If you do not and cannot not subscribe to the agenda(s) of the group, you must leave.

All too many people accept whatever is presented to them on the internet as truth.  I heard an acquaintance recently repeat some information he read on the internet or something that he heard and found some corroboration on the internet. You can find anything on the internet. Just because it’s there doesn’t make it true.  It was an outlandish position. One supposedly engineered by the government. However it was obvious to anyone who had at least a high school level of science education that the supposed acts were beyond and contrary to scientific fact. The position was completely false.

Ignorance prevailed.

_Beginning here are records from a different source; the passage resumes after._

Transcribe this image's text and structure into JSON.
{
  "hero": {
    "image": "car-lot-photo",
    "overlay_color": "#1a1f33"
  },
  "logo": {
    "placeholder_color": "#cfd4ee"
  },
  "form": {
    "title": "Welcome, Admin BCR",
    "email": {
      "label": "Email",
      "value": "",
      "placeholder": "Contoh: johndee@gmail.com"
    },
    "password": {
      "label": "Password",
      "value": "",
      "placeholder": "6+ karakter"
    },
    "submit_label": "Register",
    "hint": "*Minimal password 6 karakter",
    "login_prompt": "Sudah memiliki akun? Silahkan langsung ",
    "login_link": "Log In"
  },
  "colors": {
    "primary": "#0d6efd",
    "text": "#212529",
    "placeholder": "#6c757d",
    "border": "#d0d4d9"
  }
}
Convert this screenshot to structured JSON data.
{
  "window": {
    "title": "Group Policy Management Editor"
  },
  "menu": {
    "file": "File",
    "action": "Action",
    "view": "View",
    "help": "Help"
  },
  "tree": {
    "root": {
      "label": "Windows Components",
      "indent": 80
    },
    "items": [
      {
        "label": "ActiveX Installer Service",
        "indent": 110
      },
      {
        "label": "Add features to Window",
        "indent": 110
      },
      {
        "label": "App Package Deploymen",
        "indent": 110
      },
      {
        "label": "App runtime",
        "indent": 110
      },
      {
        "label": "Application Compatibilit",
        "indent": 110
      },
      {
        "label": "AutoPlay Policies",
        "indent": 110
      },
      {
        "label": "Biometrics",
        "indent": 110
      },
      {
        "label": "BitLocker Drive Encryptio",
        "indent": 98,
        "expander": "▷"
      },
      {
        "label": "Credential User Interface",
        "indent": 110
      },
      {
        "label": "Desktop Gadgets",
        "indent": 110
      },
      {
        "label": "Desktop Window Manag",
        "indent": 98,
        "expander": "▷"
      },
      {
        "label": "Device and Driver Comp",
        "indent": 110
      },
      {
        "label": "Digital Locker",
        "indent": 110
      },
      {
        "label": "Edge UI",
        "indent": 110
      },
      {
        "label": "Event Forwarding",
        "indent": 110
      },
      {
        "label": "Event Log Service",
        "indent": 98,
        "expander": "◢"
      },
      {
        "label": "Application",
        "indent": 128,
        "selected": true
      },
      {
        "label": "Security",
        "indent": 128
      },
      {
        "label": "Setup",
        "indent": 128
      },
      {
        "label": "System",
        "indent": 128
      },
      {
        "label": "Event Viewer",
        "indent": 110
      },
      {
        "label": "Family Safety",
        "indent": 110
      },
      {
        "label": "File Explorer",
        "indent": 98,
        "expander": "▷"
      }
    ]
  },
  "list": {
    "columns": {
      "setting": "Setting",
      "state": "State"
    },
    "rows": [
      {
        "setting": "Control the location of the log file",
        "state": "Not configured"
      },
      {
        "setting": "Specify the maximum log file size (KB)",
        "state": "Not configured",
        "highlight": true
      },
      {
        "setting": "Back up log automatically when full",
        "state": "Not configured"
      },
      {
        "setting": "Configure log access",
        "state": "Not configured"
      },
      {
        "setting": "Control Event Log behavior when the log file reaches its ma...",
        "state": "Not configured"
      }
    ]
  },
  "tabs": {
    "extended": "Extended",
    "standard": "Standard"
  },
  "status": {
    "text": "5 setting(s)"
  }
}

Perhaps we should modify Reagan’s advice, “Verify then Trust.”  Verification is not just one instance of corroboration.  It must be a multitude of corroboration. Not a single piece, or even two or three pieces that appear to support a position but hundreds, thousands of articles that supports the issue or position.

Skepticism is a good and necessary attribute to acquire when dealing with the internet. All too many people don’t and they provide food for the predators in social networks and elsewhere.

It’s OK to be a groupie.  But be a smart groupie, understand the agenda of your group and accept their agenda or leave. That’s what liberty is all about. The freedom to leave when you do not or can no longer abide with the agenda of your group.

Be smart. Educate yourself and develop your own positions and political stance. Don’t be a robot following other’s agenda. Be an individual and make your own                

Lies and more Lies

Blogger Doug Ross has documented how a single agency, FamiliesUSA, inserted the same false story varied only in minor details, into the Main Stream Media. It turns out this organization is a front for ACORN.

Let me repeat that. ACORN sent a lie about healthcare coverage to the Main Stream Media and they printed it without ever verifying the facts.

Here is an excerpt from Doug’s post.

Wednesday, April 08, 2009

The curious case of 200 nearly identical MSM headlines

The following headlines have appeared in newspapers within the last 24 hours. This is not an inclusive list.

Third of Illinoisans went without health insurance in last 2 years: Sun-Times
Report: 2.5M in Michigan lacked health insurance: Chicago Tribune
Study: 29% of Ohioans have gone without health insurance: BizJournals
Report: More NJ residents lacking health insurance: Forbes
Study: Many Kansans are uninsured: BizJournals
Report tallies uninsured in Hawaii: KPUA AM 670
Study: 1 in 3 Alabamians have no insurance: BizJournals
1 out of 4 NH residents lacked health insurance within last two years: WBZ
1 out of 3 Coloradans lacked insurance in past two years: Denver Post
Nearly 1 in 3 Idahoans lack health insurance, study says: Idaho Statesman

There are more. I just stopped listing them because I grew weary — so weary — of the physical labor associated with cutting and pasting.

All of the stories were marketed by a liberal “advocacy group” called Families USA .

According to Discover the Networks, Families USA is a member of the “Progressive States Network”, which works closely with (you guessed it) ACORN and the SEIU. These ultra-partisan groups have truly one agenda: big government.

Read the entire posting here.